In If on a winter's night a traveler, Italo Calvino addresses the concept of a false book. In the novel, the mastermind behind the "apochrypha conspiracy" intended to rid the world of truth, Ermes Marana has books published under false titles, attributed to different authors, with chapters missing, etc., in an attempt to disillusion the woman he admires with reading, which she will always value above his affections.
In broaching this issue, Calvino implies that there is such a thing as a real book: one which is written by the purported author and which contains the intended text. These books, in fact, are no more real than Marana's substitutions.
When reading a novel, any reader must take certain things for granted. The most important of these is the sincerity of the author. If a character does something unexpected the reader must assume that the action can be interpreted to reveal greater insight into the character's mind/personality. The following situation demonstrates how ingrained this assumption is in the reader's consciousness.

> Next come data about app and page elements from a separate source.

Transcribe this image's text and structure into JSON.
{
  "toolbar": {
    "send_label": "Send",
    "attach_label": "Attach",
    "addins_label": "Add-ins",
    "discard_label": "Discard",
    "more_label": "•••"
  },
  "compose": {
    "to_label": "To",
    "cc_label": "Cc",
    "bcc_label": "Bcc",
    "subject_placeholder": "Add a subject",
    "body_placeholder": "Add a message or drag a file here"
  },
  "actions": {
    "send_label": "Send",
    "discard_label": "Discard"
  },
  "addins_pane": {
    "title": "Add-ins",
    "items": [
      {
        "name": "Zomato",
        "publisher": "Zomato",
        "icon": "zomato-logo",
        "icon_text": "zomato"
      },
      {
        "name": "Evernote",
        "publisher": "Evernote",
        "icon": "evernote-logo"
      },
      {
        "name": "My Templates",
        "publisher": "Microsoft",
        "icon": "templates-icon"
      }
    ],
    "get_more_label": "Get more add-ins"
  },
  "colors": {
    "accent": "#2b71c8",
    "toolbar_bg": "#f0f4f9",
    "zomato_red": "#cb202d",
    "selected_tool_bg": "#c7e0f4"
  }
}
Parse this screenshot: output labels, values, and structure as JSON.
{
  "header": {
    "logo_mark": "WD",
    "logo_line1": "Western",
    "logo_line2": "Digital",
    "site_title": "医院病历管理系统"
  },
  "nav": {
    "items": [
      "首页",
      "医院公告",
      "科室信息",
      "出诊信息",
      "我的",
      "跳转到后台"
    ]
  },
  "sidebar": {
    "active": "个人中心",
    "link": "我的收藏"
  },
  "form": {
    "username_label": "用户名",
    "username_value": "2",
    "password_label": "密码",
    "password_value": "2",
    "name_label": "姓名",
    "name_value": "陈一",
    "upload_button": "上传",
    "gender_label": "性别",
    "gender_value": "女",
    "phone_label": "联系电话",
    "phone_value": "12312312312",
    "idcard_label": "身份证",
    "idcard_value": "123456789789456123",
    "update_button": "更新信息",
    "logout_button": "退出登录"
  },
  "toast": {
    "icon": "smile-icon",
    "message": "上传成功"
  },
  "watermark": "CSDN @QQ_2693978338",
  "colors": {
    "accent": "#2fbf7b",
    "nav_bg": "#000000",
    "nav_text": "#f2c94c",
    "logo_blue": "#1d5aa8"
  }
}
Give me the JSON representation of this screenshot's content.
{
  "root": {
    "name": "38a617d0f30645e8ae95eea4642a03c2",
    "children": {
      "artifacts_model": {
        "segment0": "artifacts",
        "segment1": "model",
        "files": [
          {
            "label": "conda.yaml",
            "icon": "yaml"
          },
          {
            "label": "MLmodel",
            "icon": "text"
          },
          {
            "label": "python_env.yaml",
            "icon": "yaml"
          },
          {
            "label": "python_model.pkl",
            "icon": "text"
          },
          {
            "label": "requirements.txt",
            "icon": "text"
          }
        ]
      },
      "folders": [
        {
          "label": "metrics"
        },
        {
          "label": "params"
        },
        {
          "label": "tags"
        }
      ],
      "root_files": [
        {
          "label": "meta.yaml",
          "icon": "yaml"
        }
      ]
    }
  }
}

Suppose the narrator of a story were to say, "Mary was kind and gentle. She had never had an urge to be violent in her life." But on the following page, Mary mows down a hundred suburbanites in a shopping mall with a machine gun. The reader of such a text would be likely to induce one of two things. Either something in Mary snapped, i.e. she lost her senses, or the narrator, if the narrator was a viable character, was incorrect or dishonest in his or her estimation of Mary's personality. A third possibility, which is concealed by the aforementioned assumption is that the author was bored with the character or the story and wanted to bring in some action.
While a significant part of the art of fiction-writing lies in the skill to create, develop, and understand different characters, it is somehow always dishonest to introduce a character other than oneself. Every person has an impression of the personality of others, and some insight into how their mind functions, but nobody is ever able to entirely predict another's actions or points-of-view. In developing a character, an author falsely claims this ability, explicitly or implicitly.
Bakhtin submits that Dostoevsky was often surprised by his characters' actions. A character would do something that he had not intended the character to do. There is some honesty in having the character behave as he would if he were a real person with the personality given him by the author. Nevertheless, the character is not a real person and the personality is imposed by the author. It is impossible for an author to create a character with a fully developed personality different from the author's own for the very reason that the author knows no personality with the completeness that he or she knows his or her own, the completeness necessary to understand what the character would do in any given situation, to make the character "authentic."